• Exercise
Leave out the pictures and reproduce all of the data exactly.

• Task input
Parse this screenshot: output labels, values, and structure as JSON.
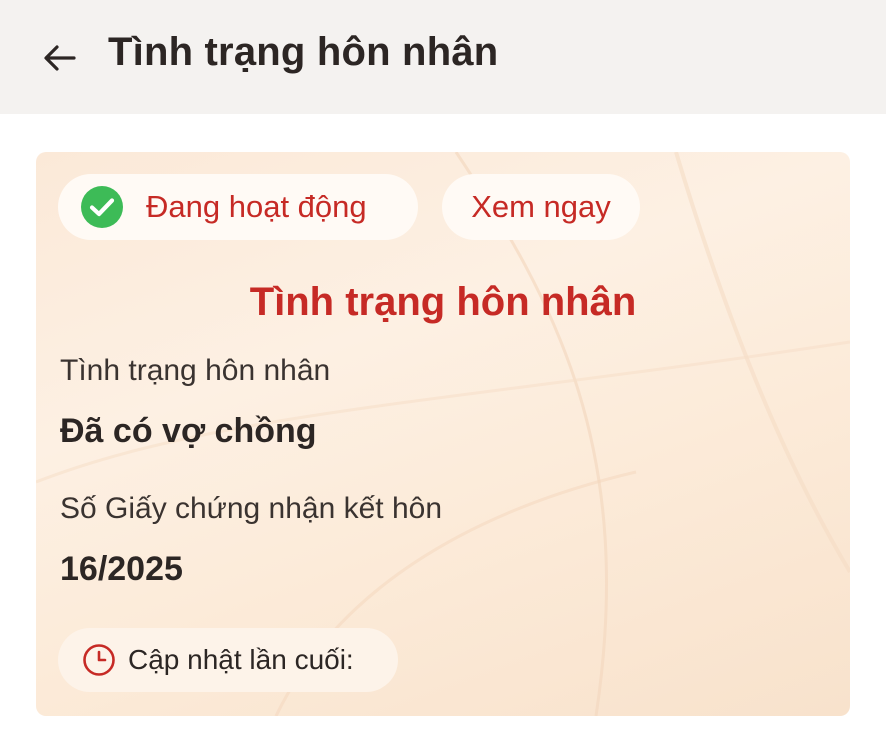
{
  "header": {
    "title": "Tình trạng hôn nhân",
    "back_icon": "arrow-left-icon"
  },
  "card": {
    "status_label": "Đang hoạt động",
    "status_icon": "check-circle-icon",
    "view_label": "Xem ngay",
    "title": "Tình trạng hôn nhân",
    "fields": [
      {
        "label": "Tình trạng hôn nhân",
        "value": "Đã có vợ chồng"
      },
      {
        "label": "Số Giấy chứng nhận kết hôn",
        "value": "16/2025"
      }
    ],
    "last_updated_label": "Cập nhật lần cuối:",
    "last_updated_icon": "clock-icon"
  },
  "colors": {
    "accent_red": "#c62a25",
    "status_green": "#3dbb57",
    "header_bg": "#f4f2f0",
    "text_dark": "#2c2624"
  }
}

• Result for this task
Parse this screenshot: output labels, values, and structure as JSON.
{
  "header": {
    "title": "Tình trạng hôn nhân",
    "back_icon": "arrow-left-icon"
  },
  "card": {
    "status_label": "Đang hoạt động",
    "status_icon": "check-circle-icon",
    "view_label": "Xem ngay",
    "title": "Tình trạng hôn nhân",
    "fields": [
      {
        "label": "Tình trạng hôn nhân",
        "value": "Đã có vợ chồng"
      },
      {
        "label": "Số Giấy chứng nhận kết hôn",
        "value": "16/2025"
      }
    ],
    "last_updated_label": "Cập nhật lần cuối:",
    "last_updated_icon": "clock-icon"
  },
  "colors": {
    "accent_red": "#c62a25",
    "status_green": "#3dbb57",
    "header_bg": "#f4f2f0",
    "text_dark": "#2c2624"
  }
}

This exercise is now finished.